Whether we realise it or not, technology choices always also carry choices of ideology. This is rarely as evident as in the context of identity data. By supporting centralised platforms, we are essentially supporting a business model which leads to a situation where a relatively small number of operators remain in control of our data and – due to network effects – continue to gain even greater influence over our lives.
The European public sector holds the keys to changing the course of this path. In the context of verifiable data, public administration maintains base registries such as citizen, company, land, vehicle and others. Due to the trust held in public authorities, these are the most reliable sources of basic information. Seamless access to this data is essential in digitalising not only the government but in all interactions (B2B, B2C, G2C). To drive the adoption of distributed identity networks, private and public sector participants should jointly and iteratively prototype, pilot and develop new distributed infrastructure concepts to demonstrate their value for citizens.
Competitive economies depend on the availability and free movement of labour, products and services – and data is the fuel that drives the movement of these assets. Despite the ubiquity of the internet and related technologies, barriers remain in access to verifiable data needed in transactional interactions. EU initiatives related to data portability aim to tackle some of the problems concerning access to data and the dominance of data platforms. These initiatives, however, fall short in responding to issues related to instant access to data needed in transactional interactions. The cause for this is that these initiatives do not address trust, data sharing and infrastructure issues caused by platform-based business models.
During the past couple of years, blockchain-based distributed platforms have emerged, providing us means to establish new types of trust infrastructures without vendor lock-in. The public sector has a pivotal role in digitalising society, as it maintains the base registries containing verifiable identity data needed by both public and private sectors in transactional interactions. The public sector needs to actively drive the adoption of the new distributed platforms in collaboration with the private sector to ensure a wide market take-up. It is now time to time to make the EU’s single market fit for the digital age and ensure that the European economy remains globally competitive – bringing benefits to both businesses and consumers.

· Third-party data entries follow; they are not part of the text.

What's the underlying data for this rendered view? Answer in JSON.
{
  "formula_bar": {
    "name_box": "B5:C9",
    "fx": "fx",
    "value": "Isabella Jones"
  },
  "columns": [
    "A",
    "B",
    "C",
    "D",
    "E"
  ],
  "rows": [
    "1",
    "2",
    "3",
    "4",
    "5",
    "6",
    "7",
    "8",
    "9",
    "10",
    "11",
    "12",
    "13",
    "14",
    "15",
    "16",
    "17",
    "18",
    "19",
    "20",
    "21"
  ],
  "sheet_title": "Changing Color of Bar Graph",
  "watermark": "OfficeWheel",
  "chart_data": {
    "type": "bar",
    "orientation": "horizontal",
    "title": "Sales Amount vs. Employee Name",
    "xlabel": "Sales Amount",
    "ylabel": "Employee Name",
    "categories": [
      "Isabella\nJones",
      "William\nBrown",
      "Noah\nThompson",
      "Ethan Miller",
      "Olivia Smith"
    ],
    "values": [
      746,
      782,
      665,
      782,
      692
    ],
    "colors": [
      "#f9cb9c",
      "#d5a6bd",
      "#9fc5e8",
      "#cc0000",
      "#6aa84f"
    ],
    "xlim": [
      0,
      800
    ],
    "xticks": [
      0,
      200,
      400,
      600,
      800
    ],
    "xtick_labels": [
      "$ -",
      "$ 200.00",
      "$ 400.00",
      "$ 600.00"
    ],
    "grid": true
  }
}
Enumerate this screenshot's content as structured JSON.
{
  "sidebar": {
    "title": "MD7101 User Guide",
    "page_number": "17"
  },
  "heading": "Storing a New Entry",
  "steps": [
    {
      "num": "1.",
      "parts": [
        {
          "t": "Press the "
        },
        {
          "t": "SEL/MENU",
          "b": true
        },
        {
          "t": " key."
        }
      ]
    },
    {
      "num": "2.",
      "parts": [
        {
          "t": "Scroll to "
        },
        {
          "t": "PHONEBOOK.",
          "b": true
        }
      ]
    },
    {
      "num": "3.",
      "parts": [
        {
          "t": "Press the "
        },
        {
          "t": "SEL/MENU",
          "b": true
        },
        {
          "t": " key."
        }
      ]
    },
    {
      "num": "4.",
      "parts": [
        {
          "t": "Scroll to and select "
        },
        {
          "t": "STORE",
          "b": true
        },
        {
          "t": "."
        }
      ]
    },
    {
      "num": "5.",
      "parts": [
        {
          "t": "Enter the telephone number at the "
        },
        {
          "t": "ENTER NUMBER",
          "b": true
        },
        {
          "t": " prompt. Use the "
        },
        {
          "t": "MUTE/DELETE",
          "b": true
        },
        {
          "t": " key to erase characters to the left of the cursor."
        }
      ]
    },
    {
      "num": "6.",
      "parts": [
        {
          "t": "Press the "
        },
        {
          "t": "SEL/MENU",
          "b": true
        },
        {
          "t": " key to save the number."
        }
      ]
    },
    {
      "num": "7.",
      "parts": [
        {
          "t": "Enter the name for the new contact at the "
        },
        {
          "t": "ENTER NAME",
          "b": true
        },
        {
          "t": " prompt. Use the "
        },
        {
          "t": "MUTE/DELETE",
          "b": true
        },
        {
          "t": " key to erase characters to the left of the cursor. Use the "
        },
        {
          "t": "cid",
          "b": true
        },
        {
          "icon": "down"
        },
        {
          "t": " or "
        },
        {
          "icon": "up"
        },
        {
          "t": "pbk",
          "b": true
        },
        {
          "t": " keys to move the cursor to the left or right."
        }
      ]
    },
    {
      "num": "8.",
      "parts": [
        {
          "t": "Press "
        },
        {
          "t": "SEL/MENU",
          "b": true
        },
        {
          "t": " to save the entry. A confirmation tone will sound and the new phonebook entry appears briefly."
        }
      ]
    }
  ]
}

This article is published in the May 2018 edition of Open Access Government